┌─ RECORDED INFORMATION

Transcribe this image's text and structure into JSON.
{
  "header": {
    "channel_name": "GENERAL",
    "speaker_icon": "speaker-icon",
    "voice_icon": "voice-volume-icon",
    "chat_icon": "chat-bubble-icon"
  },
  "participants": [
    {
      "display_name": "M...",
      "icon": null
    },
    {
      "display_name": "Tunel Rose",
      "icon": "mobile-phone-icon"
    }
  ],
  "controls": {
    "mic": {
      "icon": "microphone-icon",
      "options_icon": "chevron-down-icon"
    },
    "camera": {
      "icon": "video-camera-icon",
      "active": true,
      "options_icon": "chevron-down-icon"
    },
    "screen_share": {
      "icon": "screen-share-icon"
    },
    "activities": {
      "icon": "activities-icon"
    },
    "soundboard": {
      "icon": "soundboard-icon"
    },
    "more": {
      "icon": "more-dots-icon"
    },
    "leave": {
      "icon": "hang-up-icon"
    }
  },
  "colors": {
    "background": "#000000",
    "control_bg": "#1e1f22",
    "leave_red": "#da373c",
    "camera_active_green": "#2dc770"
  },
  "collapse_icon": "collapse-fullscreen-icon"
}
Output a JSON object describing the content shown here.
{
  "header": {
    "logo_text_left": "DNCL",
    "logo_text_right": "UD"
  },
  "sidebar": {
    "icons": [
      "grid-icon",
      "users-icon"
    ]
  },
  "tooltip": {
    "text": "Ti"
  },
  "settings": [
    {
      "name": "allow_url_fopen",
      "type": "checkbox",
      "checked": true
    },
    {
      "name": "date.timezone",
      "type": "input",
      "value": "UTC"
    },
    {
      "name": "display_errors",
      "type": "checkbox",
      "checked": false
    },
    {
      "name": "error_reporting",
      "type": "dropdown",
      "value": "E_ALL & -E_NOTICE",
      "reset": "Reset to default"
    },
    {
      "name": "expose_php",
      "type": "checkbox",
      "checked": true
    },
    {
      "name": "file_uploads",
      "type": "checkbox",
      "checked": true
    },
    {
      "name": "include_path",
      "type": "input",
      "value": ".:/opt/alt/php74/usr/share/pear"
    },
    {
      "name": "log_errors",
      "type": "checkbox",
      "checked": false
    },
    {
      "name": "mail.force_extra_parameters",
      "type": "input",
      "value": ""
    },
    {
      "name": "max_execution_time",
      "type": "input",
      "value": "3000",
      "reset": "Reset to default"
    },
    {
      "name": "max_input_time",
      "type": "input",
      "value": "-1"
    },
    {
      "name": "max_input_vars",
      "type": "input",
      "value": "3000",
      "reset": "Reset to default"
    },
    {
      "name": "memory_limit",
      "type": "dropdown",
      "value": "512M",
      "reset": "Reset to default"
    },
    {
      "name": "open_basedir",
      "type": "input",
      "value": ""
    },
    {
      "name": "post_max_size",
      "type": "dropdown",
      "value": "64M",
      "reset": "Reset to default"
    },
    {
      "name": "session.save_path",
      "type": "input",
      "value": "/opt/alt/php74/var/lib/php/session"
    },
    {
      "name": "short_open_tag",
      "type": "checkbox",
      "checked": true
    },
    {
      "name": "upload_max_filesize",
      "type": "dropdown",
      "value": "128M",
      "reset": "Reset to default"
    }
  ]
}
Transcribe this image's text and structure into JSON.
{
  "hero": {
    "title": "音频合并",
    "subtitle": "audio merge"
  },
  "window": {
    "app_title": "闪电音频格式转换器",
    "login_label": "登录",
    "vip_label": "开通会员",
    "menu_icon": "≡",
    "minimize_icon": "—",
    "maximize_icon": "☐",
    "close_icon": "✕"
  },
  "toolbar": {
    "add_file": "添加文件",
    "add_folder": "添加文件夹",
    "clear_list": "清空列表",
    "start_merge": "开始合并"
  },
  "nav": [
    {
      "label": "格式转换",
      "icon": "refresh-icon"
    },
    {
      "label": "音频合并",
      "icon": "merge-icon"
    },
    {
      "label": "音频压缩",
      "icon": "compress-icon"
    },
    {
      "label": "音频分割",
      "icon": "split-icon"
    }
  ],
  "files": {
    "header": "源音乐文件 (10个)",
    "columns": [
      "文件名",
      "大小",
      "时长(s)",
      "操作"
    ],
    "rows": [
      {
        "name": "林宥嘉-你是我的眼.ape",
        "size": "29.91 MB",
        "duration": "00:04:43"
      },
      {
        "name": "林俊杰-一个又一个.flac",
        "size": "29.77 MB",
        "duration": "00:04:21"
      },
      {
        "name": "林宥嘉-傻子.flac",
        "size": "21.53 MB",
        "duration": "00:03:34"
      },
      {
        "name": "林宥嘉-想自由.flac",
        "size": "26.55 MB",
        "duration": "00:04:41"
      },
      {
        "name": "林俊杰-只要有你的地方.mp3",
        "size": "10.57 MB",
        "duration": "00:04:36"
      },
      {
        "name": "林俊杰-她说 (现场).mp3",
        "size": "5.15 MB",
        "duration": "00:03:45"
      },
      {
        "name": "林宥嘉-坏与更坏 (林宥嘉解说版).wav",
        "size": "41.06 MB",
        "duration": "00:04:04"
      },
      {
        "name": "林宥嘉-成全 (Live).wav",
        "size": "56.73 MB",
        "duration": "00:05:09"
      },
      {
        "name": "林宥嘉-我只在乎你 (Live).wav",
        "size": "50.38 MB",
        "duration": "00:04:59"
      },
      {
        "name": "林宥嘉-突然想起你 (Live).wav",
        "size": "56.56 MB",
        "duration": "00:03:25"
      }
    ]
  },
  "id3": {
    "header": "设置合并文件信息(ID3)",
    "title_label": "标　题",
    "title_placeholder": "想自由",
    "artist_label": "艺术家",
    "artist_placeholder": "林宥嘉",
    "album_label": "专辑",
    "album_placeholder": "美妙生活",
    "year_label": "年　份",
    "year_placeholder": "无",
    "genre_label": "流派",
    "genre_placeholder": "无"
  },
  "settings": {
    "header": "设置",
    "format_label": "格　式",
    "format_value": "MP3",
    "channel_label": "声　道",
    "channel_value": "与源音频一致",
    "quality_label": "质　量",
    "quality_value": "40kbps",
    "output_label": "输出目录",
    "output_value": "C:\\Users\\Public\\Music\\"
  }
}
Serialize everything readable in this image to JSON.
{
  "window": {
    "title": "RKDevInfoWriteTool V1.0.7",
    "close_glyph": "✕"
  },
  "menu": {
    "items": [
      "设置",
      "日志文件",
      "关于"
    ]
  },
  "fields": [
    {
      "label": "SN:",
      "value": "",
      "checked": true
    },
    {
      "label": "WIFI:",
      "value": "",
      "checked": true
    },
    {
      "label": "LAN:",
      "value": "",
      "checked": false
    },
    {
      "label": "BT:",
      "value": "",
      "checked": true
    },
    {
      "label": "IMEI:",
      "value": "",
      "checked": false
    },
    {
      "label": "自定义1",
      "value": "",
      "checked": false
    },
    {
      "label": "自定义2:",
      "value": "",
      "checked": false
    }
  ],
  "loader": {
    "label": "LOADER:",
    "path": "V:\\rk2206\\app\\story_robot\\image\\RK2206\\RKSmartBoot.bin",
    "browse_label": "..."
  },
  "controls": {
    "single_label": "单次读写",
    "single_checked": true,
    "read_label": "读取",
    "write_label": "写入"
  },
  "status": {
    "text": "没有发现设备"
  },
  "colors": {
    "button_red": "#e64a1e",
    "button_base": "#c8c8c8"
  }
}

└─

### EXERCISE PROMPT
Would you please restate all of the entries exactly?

### RESULT FOR THIS EXERCISE
Transcribe this image's text and structure into JSON.
{
  "header": {
    "channel_name": "GENERAL",
    "speaker_icon": "speaker-icon",
    "voice_icon": "voice-volume-icon",
    "chat_icon": "chat-bubble-icon"
  },
  "participants": [
    {
      "display_name": "M...",
      "icon": null
    },
    {
      "display_name": "Tunel Rose",
      "icon": "mobile-phone-icon"
    }
  ],
  "controls": {
    "mic": {
      "icon": "microphone-icon",
      "options_icon": "chevron-down-icon"
    },
    "camera": {
      "icon": "video-camera-icon",
      "active": true,
      "options_icon": "chevron-down-icon"
    },
    "screen_share": {
      "icon": "screen-share-icon"
    },
    "activities": {
      "icon": "activities-icon"
    },
    "soundboard": {
      "icon": "soundboard-icon"
    },
    "more": {
      "icon": "more-dots-icon"
    },
    "leave": {
      "icon": "hang-up-icon"
    }
  },
  "colors": {
    "background": "#000000",
    "control_bg": "#1e1f22",
    "leave_red": "#da373c",
    "camera_active_green": "#2dc770"
  },
  "collapse_icon": "collapse-fullscreen-icon"
}
Output a JSON object describing the content shown here.
{
  "header": {
    "logo_text_left": "DNCL",
    "logo_text_right": "UD"
  },
  "sidebar": {
    "icons": [
      "grid-icon",
      "users-icon"
    ]
  },
  "tooltip": {
    "text": "Ti"
  },
  "settings": [
    {
      "name": "allow_url_fopen",
      "type": "checkbox",
      "checked": true
    },
    {
      "name": "date.timezone",
      "type": "input",
      "value": "UTC"
    },
    {
      "name": "display_errors",
      "type": "checkbox",
      "checked": false
    },
    {
      "name": "error_reporting",
      "type": "dropdown",
      "value": "E_ALL & -E_NOTICE",
      "reset": "Reset to default"
    },
    {
      "name": "expose_php",
      "type": "checkbox",
      "checked": true
    },
    {
      "name": "file_uploads",
      "type": "checkbox",
      "checked": true
    },
    {
      "name": "include_path",
      "type": "input",
      "value": ".:/opt/alt/php74/usr/share/pear"
    },
    {
      "name": "log_errors",
      "type": "checkbox",
      "checked": false
    },
    {
      "name": "mail.force_extra_parameters",
      "type": "input",
      "value": ""
    },
    {
      "name": "max_execution_time",
      "type": "input",
      "value": "3000",
      "reset": "Reset to default"
    },
    {
      "name": "max_input_time",
      "type": "input",
      "value": "-1"
    },
    {
      "name": "max_input_vars",
      "type": "input",
      "value": "3000",
      "reset": "Reset to default"
    },
    {
      "name": "memory_limit",
      "type": "dropdown",
      "value": "512M",
      "reset": "Reset to default"
    },
    {
      "name": "open_basedir",
      "type": "input",
      "value": ""
    },
    {
      "name": "post_max_size",
      "type": "dropdown",
      "value": "64M",
      "reset": "Reset to default"
    },
    {
      "name": "session.save_path",
      "type": "input",
      "value": "/opt/alt/php74/var/lib/php/session"
    },
    {
      "name": "short_open_tag",
      "type": "checkbox",
      "checked": true
    },
    {
      "name": "upload_max_filesize",
      "type": "dropdown",
      "value": "128M",
      "reset": "Reset to default"
    }
  ]
}
Transcribe this image's text and structure into JSON.
{
  "hero": {
    "title": "音频合并",
    "subtitle": "audio merge"
  },
  "window": {
    "app_title": "闪电音频格式转换器",
    "login_label": "登录",
    "vip_label": "开通会员",
    "menu_icon": "≡",
    "minimize_icon": "—",
    "maximize_icon": "☐",
    "close_icon": "✕"
  },
  "toolbar": {
    "add_file": "添加文件",
    "add_folder": "添加文件夹",
    "clear_list": "清空列表",
    "start_merge": "开始合并"
  },
  "nav": [
    {
      "label": "格式转换",
      "icon": "refresh-icon"
    },
    {
      "label": "音频合并",
      "icon": "merge-icon"
    },
    {
      "label": "音频压缩",
      "icon": "compress-icon"
    },
    {
      "label": "音频分割",
      "icon": "split-icon"
    }
  ],
  "files": {
    "header": "源音乐文件 (10个)",
    "columns": [
      "文件名",
      "大小",
      "时长(s)",
      "操作"
    ],
    "rows": [
      {
        "name": "林宥嘉-你是我的眼.ape",
        "size": "29.91 MB",
        "duration": "00:04:43"
      },
      {
        "name": "林俊杰-一个又一个.flac",
        "size": "29.77 MB",
        "duration": "00:04:21"
      },
      {
        "name": "林宥嘉-傻子.flac",
        "size": "21.53 MB",
        "duration": "00:03:34"
      },
      {
        "name": "林宥嘉-想自由.flac",
        "size": "26.55 MB",
        "duration": "00:04:41"
      },
      {
        "name": "林俊杰-只要有你的地方.mp3",
        "size": "10.57 MB",
        "duration": "00:04:36"
      },
      {
        "name": "林俊杰-她说 (现场).mp3",
        "size": "5.15 MB",
        "duration": "00:03:45"
      },
      {
        "name": "林宥嘉-坏与更坏 (林宥嘉解说版).wav",
        "size": "41.06 MB",
        "duration": "00:04:04"
      },
      {
        "name": "林宥嘉-成全 (Live).wav",
        "size": "56.73 MB",
        "duration": "00:05:09"
      },
      {
        "name": "林宥嘉-我只在乎你 (Live).wav",
        "size": "50.38 MB",
        "duration": "00:04:59"
      },
      {
        "name": "林宥嘉-突然想起你 (Live).wav",
        "size": "56.56 MB",
        "duration": "00:03:25"
      }
    ]
  },
  "id3": {
    "header": "设置合并文件信息(ID3)",
    "title_label": "标　题",
    "title_placeholder": "想自由",
    "artist_label": "艺术家",
    "artist_placeholder": "林宥嘉",
    "album_label": "专辑",
    "album_placeholder": "美妙生活",
    "year_label": "年　份",
    "year_placeholder": "无",
    "genre_label": "流派",
    "genre_placeholder": "无"
  },
  "settings": {
    "header": "设置",
    "format_label": "格　式",
    "format_value": "MP3",
    "channel_label": "声　道",
    "channel_value": "与源音频一致",
    "quality_label": "质　量",
    "quality_value": "40kbps",
    "output_label": "输出目录",
    "output_value": "C:\\Users\\Public\\Music\\"
  }
}
Serialize everything readable in this image to JSON.
{
  "window": {
    "title": "RKDevInfoWriteTool V1.0.7",
    "close_glyph": "✕"
  },
  "menu": {
    "items": [
      "设置",
      "日志文件",
      "关于"
    ]
  },
  "fields": [
    {
      "label": "SN:",
      "value": "",
      "checked": true
    },
    {
      "label": "WIFI:",
      "value": "",
      "checked": true
    },
    {
      "label": "LAN:",
      "value": "",
      "checked": false
    },
    {
      "label": "BT:",
      "value": "",
      "checked": true
    },
    {
      "label": "IMEI:",
      "value": "",
      "checked": false
    },
    {
      "label": "自定义1",
      "value": "",
      "checked": false
    },
    {
      "label": "自定义2:",
      "value": "",
      "checked": false
    }
  ],
  "loader": {
    "label": "LOADER:",
    "path": "V:\\rk2206\\app\\story_robot\\image\\RK2206\\RKSmartBoot.bin",
    "browse_label": "..."
  },
  "controls": {
    "single_label": "单次读写",
    "single_checked": true,
    "read_label": "读取",
    "write_label": "写入"
  },
  "status": {
    "text": "没有发现设备"
  },
  "colors": {
    "button_red": "#e64a1e",
    "button_base": "#c8c8c8"
  }
}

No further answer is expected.